**YOUR INSTRUCTIONS:**
Go through the records and tally the lines that include the word "form". The answer is that total alone.

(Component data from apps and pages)
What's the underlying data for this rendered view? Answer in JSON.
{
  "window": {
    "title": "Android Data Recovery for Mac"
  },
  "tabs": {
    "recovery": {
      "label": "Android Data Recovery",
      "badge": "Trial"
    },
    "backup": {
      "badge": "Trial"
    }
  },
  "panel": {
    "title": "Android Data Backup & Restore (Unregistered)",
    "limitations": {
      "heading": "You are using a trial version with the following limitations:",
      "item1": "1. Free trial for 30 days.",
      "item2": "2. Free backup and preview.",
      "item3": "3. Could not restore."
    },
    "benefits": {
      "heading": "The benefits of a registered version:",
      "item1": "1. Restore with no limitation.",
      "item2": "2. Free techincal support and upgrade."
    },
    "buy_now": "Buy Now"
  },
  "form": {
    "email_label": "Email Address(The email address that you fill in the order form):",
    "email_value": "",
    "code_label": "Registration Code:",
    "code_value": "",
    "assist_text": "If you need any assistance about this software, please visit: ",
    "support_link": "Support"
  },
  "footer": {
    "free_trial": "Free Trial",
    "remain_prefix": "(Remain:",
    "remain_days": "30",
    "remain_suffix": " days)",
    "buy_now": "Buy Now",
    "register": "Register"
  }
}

**TASK RESPONSE:**
2